[PROBLEM DESCRIPTION] Lines from the one containing "Parse this screenshot: output" through the last line of the records below are to be repeated exactly.

[RECORDS SHOWN]
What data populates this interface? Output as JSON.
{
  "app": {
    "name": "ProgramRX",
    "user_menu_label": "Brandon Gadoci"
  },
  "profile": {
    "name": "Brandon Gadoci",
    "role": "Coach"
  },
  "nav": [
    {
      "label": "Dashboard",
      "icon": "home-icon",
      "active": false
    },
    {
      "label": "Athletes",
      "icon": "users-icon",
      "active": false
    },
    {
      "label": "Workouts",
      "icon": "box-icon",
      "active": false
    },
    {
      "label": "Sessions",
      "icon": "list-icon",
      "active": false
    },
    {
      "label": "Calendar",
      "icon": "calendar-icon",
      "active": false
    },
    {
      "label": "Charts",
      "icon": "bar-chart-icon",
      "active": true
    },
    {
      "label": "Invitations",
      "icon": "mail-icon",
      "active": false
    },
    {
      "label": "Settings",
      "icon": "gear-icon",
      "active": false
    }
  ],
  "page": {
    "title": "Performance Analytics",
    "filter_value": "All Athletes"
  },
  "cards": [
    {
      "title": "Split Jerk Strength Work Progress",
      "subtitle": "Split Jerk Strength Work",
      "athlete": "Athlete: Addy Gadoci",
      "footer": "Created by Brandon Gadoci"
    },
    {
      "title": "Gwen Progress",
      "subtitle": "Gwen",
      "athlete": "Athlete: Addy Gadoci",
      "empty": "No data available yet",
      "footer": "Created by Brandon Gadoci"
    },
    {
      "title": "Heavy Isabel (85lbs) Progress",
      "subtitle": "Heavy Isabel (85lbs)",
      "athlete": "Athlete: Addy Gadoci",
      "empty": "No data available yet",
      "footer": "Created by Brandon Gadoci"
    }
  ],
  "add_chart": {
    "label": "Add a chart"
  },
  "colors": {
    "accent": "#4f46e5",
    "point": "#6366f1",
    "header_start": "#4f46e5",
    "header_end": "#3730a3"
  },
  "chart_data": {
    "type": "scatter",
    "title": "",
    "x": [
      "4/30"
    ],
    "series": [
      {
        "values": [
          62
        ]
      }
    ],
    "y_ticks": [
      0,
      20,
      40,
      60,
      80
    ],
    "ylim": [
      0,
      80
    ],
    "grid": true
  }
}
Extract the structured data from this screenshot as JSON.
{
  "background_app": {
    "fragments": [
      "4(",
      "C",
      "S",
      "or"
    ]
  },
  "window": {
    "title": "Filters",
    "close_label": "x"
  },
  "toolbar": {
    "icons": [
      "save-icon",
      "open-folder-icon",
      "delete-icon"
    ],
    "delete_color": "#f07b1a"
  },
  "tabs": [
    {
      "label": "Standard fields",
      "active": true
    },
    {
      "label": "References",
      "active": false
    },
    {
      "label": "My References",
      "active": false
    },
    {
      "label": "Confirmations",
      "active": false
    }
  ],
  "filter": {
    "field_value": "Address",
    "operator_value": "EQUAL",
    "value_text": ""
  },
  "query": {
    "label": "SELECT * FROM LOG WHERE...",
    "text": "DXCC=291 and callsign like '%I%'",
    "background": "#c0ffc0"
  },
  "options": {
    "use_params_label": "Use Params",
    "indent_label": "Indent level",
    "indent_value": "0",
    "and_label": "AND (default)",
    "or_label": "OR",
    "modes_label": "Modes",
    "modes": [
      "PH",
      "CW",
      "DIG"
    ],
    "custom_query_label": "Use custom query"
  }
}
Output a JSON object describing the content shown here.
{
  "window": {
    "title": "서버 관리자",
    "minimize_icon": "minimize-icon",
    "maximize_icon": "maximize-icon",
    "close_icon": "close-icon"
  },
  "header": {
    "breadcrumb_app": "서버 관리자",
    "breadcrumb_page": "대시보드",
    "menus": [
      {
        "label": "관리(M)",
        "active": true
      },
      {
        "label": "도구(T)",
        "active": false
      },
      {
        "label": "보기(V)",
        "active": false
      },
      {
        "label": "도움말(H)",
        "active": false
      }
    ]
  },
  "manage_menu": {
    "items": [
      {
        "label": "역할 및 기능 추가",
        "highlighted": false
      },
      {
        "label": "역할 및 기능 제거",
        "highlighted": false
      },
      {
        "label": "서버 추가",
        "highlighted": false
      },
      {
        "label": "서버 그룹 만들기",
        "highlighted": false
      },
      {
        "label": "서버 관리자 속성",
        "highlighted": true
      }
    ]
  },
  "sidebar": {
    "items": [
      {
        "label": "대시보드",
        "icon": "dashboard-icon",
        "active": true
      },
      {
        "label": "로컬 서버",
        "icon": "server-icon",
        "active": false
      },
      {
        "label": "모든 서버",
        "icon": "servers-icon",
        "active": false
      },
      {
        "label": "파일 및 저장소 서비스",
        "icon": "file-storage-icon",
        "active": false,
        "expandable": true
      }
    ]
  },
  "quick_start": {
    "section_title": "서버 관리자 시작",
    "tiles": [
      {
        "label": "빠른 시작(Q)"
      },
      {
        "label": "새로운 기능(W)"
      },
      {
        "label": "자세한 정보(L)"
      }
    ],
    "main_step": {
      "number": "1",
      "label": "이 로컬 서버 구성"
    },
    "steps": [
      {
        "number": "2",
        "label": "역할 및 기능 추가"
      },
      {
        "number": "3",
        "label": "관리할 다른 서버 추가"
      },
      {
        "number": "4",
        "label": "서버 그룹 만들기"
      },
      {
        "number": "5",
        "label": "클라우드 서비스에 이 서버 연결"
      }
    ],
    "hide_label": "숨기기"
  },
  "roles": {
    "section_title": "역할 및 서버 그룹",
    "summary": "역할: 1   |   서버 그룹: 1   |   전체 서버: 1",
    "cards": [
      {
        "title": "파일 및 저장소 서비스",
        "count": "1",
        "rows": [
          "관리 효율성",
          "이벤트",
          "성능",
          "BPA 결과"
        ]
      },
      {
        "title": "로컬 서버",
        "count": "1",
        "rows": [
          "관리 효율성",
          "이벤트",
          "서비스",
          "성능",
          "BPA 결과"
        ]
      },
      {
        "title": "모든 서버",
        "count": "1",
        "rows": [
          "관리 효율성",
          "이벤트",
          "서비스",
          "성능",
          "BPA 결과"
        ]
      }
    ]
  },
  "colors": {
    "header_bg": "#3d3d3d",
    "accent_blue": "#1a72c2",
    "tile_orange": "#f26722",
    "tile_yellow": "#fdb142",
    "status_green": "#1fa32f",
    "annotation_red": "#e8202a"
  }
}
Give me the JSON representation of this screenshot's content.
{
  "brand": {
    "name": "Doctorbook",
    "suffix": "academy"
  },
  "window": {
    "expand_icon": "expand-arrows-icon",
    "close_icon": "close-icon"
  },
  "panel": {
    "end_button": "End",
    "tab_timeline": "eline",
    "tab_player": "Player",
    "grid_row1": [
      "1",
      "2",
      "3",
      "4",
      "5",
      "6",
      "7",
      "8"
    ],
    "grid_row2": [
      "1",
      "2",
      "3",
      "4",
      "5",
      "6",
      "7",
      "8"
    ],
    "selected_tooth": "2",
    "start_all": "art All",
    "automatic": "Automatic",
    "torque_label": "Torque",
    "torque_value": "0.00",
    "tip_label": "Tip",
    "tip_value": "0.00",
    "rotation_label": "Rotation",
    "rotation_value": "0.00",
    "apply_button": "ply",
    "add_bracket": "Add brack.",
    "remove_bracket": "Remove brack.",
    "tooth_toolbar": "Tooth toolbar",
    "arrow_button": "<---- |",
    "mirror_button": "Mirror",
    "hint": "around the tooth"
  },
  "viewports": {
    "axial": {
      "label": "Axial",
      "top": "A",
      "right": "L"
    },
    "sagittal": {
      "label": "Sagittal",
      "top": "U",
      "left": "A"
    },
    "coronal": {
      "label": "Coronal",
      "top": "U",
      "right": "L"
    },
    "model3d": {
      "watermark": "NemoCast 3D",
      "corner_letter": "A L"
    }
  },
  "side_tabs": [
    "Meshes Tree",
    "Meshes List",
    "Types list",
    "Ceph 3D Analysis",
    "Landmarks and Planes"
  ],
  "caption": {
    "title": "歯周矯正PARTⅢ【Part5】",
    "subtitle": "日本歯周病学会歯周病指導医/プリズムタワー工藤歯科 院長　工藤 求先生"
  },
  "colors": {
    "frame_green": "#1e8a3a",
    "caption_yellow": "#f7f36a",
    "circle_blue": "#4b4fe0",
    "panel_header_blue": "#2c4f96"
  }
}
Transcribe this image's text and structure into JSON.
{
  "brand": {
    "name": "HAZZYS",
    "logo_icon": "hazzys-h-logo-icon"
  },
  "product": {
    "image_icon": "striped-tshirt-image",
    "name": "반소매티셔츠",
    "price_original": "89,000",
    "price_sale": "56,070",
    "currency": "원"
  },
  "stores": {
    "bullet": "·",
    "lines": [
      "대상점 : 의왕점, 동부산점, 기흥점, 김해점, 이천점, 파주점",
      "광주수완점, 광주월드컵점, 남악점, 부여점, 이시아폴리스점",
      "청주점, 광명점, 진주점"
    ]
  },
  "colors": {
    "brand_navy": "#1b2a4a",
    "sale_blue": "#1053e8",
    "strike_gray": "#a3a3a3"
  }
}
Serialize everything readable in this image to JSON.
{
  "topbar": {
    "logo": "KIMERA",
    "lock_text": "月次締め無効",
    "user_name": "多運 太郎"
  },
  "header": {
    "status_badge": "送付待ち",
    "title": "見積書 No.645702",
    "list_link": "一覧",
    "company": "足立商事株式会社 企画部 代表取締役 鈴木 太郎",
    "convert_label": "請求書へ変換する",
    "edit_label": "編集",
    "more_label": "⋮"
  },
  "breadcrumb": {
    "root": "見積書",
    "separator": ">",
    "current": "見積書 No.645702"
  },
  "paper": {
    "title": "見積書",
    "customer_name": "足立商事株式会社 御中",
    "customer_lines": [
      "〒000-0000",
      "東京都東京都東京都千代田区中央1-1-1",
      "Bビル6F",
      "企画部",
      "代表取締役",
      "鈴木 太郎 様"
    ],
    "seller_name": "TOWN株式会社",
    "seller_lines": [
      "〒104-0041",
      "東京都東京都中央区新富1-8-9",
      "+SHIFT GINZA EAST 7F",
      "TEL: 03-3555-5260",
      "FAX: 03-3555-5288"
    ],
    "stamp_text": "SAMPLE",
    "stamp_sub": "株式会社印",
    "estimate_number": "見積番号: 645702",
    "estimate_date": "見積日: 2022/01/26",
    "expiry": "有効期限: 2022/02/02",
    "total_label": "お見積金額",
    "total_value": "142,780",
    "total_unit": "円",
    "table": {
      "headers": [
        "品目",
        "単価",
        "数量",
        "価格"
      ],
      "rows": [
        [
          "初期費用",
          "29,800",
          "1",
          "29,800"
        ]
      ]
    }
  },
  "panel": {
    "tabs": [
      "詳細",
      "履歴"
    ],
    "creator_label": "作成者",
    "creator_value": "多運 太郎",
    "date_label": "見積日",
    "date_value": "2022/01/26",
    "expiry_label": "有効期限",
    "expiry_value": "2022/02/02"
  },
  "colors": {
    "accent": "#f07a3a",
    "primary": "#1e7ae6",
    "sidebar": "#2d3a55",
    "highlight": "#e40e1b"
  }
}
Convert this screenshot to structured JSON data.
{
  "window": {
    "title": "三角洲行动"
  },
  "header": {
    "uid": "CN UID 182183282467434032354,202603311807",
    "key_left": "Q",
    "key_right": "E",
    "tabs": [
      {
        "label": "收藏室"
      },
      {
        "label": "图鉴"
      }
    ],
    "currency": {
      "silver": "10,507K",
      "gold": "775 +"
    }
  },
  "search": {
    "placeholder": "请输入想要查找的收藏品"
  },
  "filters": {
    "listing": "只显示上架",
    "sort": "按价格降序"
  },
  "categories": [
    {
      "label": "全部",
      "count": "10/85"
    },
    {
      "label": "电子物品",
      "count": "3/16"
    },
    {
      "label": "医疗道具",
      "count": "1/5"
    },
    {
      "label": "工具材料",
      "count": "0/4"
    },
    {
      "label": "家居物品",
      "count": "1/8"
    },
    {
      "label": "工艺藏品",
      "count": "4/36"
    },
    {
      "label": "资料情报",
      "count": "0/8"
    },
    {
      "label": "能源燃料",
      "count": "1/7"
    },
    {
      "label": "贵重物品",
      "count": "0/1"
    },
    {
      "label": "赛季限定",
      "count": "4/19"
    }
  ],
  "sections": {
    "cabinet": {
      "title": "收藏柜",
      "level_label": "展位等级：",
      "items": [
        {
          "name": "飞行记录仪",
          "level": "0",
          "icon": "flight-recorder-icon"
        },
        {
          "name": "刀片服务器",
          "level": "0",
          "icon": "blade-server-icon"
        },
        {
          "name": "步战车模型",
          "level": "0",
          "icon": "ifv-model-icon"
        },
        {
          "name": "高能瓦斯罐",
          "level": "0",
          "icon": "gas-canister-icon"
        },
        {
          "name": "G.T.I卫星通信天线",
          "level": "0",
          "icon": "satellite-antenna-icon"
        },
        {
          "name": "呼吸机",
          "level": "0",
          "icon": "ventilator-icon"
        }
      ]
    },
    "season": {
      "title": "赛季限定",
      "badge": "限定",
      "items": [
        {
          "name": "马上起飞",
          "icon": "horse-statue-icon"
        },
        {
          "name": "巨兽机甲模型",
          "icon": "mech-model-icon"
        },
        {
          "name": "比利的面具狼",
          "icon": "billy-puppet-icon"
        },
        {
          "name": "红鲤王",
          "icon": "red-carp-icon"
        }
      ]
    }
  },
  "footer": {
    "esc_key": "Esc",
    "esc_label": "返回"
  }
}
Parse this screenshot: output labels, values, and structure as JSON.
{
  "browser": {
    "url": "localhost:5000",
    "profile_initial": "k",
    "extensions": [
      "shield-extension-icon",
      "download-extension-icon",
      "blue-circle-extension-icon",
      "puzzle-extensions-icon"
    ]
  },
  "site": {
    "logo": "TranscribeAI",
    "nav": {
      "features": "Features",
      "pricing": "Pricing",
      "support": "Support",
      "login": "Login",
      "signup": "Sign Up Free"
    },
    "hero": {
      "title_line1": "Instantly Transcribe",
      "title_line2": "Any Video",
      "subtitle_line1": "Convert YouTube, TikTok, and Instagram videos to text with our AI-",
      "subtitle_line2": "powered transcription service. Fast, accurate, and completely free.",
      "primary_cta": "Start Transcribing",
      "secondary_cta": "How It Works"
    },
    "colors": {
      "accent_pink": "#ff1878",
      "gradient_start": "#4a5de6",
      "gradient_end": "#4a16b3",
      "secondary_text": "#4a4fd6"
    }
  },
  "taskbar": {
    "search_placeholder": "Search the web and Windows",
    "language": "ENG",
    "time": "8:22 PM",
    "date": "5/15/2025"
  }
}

[RESULT OF THE EXERCISE]
Parse this screenshot: output labels, values, and structure as JSON.
{
  "browser": {
    "url": "localhost:5000",
    "profile_initial": "k",
    "extensions": [
      "shield-extension-icon",
      "download-extension-icon",
      "blue-circle-extension-icon",
      "puzzle-extensions-icon"
    ]
  },
  "site": {
    "logo": "TranscribeAI",
    "nav": {
      "features": "Features",
      "pricing": "Pricing",
      "support": "Support",
      "login": "Login",
      "signup": "Sign Up Free"
    },
    "hero": {
      "title_line1": "Instantly Transcribe",
      "title_line2": "Any Video",
      "subtitle_line1": "Convert YouTube, TikTok, and Instagram videos to text with our AI-",
      "subtitle_line2": "powered transcription service. Fast, accurate, and completely free.",
      "primary_cta": "Start Transcribing",
      "secondary_cta": "How It Works"
    },
    "colors": {
      "accent_pink": "#ff1878",
      "gradient_start": "#4a5de6",
      "gradient_end": "#4a16b3",
      "secondary_text": "#4a4fd6"
    }
  },
  "taskbar": {
    "search_placeholder": "Search the web and Windows",
    "language": "ENG",
    "time": "8:22 PM",
    "date": "5/15/2025"
  }
}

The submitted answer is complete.